Try it: Below, find each line holding "slip" and state how many there are, using the number alone.

Records for the task:
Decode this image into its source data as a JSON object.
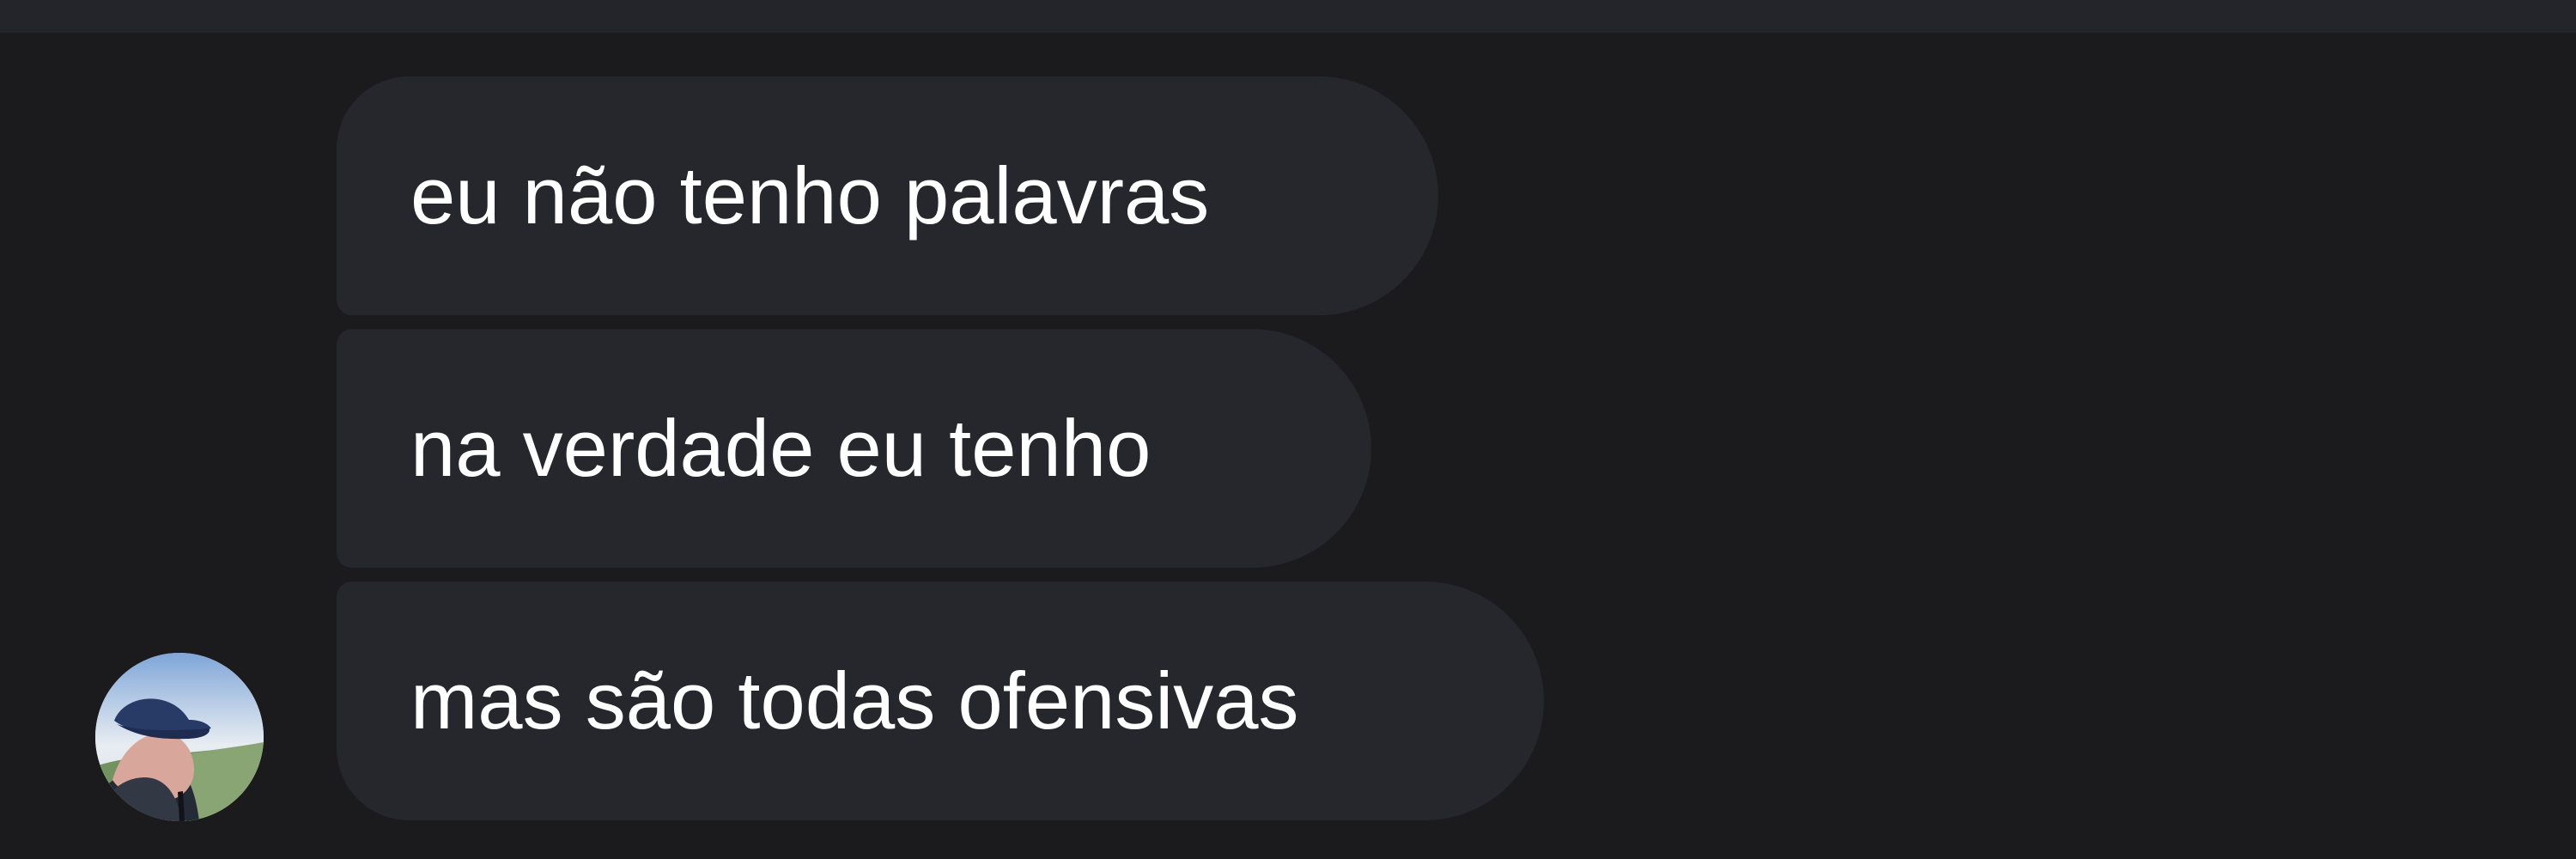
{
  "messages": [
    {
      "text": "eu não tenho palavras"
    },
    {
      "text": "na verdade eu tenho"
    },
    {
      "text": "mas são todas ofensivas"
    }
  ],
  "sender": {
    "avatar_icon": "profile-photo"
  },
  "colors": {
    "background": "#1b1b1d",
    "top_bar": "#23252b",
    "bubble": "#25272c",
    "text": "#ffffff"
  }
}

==

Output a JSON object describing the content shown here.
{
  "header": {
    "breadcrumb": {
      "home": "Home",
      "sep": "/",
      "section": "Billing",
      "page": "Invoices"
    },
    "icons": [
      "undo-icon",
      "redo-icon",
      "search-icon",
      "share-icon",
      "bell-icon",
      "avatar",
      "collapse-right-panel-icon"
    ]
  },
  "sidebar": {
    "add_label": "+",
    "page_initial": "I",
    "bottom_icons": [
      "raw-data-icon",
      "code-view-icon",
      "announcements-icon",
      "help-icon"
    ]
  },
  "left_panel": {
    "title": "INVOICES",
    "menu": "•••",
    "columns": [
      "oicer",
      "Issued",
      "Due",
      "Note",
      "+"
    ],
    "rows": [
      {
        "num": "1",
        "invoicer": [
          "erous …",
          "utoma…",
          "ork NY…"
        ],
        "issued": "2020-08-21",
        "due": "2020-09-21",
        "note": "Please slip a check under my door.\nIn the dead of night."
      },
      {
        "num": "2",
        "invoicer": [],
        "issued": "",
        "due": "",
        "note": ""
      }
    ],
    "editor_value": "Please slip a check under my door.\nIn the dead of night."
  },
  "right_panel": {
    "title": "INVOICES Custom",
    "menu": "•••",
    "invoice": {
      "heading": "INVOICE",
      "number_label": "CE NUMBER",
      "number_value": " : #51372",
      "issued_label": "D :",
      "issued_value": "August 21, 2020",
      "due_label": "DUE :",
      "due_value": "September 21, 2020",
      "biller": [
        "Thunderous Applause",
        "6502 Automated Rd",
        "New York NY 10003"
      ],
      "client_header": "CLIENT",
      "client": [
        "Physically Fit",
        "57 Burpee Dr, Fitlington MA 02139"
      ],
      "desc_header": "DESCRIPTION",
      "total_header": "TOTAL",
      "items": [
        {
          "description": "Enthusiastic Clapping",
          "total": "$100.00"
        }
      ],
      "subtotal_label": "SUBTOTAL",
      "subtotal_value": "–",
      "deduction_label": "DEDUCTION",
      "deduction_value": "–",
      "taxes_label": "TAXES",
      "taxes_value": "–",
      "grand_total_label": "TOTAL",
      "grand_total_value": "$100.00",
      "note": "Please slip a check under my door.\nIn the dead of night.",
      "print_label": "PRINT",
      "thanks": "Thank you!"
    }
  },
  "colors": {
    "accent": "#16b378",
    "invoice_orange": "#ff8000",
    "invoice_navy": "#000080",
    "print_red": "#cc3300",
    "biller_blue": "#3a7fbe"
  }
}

Written reply: 3